(Dataset rows describing interfaces)
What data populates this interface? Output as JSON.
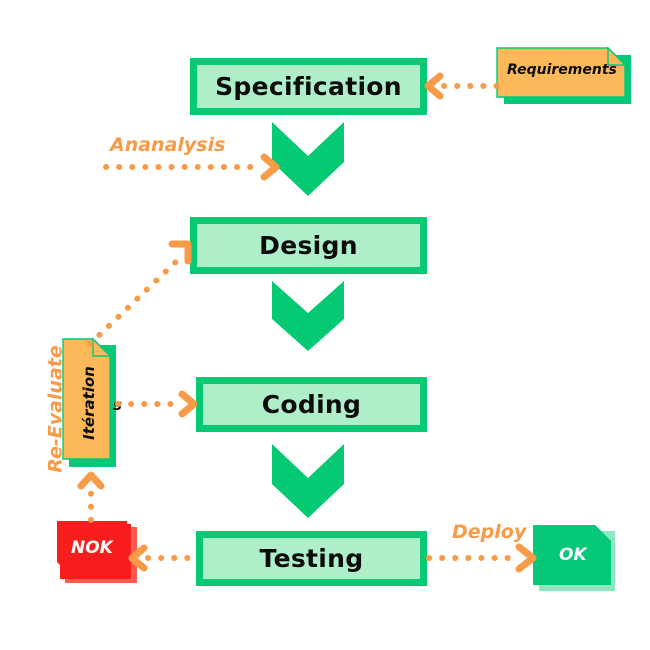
{
  "diagram": {
    "title_text_absent": "",
    "colors": {
      "stage_fill": "#AEEFC9",
      "stage_border": "#06CA73",
      "accent_orange": "#F89B48",
      "note_orange_fill": "#FBB95A",
      "note_red_fill": "#F81E1E",
      "note_green_fill": "#05C878",
      "text_dark": "#0b0b0b",
      "text_light": "#ffffff"
    },
    "stages": [
      {
        "id": "specification",
        "label": "Specification"
      },
      {
        "id": "design",
        "label": "Design"
      },
      {
        "id": "coding",
        "label": "Coding"
      },
      {
        "id": "testing",
        "label": "Testing"
      }
    ],
    "notes": [
      {
        "id": "requirements",
        "label": "Requirements"
      },
      {
        "id": "iteration",
        "label": "Itération"
      },
      {
        "id": "nok",
        "label": "NOK"
      },
      {
        "id": "ok",
        "label": "OK"
      }
    ],
    "edge_labels": [
      {
        "id": "ananalysis",
        "label": "Ananalysis"
      },
      {
        "id": "re_evaluate",
        "label": "Re-Evaluate"
      },
      {
        "id": "deploy",
        "label": "Deploy"
      }
    ],
    "stray_text": {
      "id": "iteration-overflow",
      "label": "s"
    },
    "flow_arrows": [
      {
        "id": "spec-to-design",
        "kind": "chevron-down"
      },
      {
        "id": "design-to-coding",
        "kind": "chevron-down"
      },
      {
        "id": "coding-to-testing",
        "kind": "chevron-down"
      }
    ],
    "dotted_connectors": [
      {
        "id": "requirements-to-specification",
        "kind": "dotted-arrow-left"
      },
      {
        "id": "ananalysis-to-flow",
        "kind": "dotted-arrow-right"
      },
      {
        "id": "iteration-to-design",
        "kind": "dotted-arrow-diagonal-up-right"
      },
      {
        "id": "iteration-to-coding",
        "kind": "dotted-arrow-right"
      },
      {
        "id": "nok-to-iteration",
        "kind": "dotted-arrow-up"
      },
      {
        "id": "testing-to-nok",
        "kind": "dotted-arrow-left"
      },
      {
        "id": "testing-to-ok",
        "kind": "dotted-arrow-right"
      }
    ]
  }
}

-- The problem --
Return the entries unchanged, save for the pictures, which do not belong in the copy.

-- Answer section --
What data populates this interface? Output as JSON.
{
  "diagram": {
    "title_text_absent": "",
    "colors": {
      "stage_fill": "#AEEFC9",
      "stage_border": "#06CA73",
      "accent_orange": "#F89B48",
      "note_orange_fill": "#FBB95A",
      "note_red_fill": "#F81E1E",
      "note_green_fill": "#05C878",
      "text_dark": "#0b0b0b",
      "text_light": "#ffffff"
    },
    "stages": [
      {
        "id": "specification",
        "label": "Specification"
      },
      {
        "id": "design",
        "label": "Design"
      },
      {
        "id": "coding",
        "label": "Coding"
      },
      {
        "id": "testing",
        "label": "Testing"
      }
    ],
    "notes": [
      {
        "id": "requirements",
        "label": "Requirements"
      },
      {
        "id": "iteration",
        "label": "Itération"
      },
      {
        "id": "nok",
        "label": "NOK"
      },
      {
        "id": "ok",
        "label": "OK"
      }
    ],
    "edge_labels": [
      {
        "id": "ananalysis",
        "label": "Ananalysis"
      },
      {
        "id": "re_evaluate",
        "label": "Re-Evaluate"
      },
      {
        "id": "deploy",
        "label": "Deploy"
      }
    ],
    "stray_text": {
      "id": "iteration-overflow",
      "label": "s"
    },
    "flow_arrows": [
      {
        "id": "spec-to-design",
        "kind": "chevron-down"
      },
      {
        "id": "design-to-coding",
        "kind": "chevron-down"
      },
      {
        "id": "coding-to-testing",
        "kind": "chevron-down"
      }
    ],
    "dotted_connectors": [
      {
        "id": "requirements-to-specification",
        "kind": "dotted-arrow-left"
      },
      {
        "id": "ananalysis-to-flow",
        "kind": "dotted-arrow-right"
      },
      {
        "id": "iteration-to-design",
        "kind": "dotted-arrow-diagonal-up-right"
      },
      {
        "id": "iteration-to-coding",
        "kind": "dotted-arrow-right"
      },
      {
        "id": "nok-to-iteration",
        "kind": "dotted-arrow-up"
      },
      {
        "id": "testing-to-nok",
        "kind": "dotted-arrow-left"
      },
      {
        "id": "testing-to-ok",
        "kind": "dotted-arrow-right"
      }
    ]
  }
}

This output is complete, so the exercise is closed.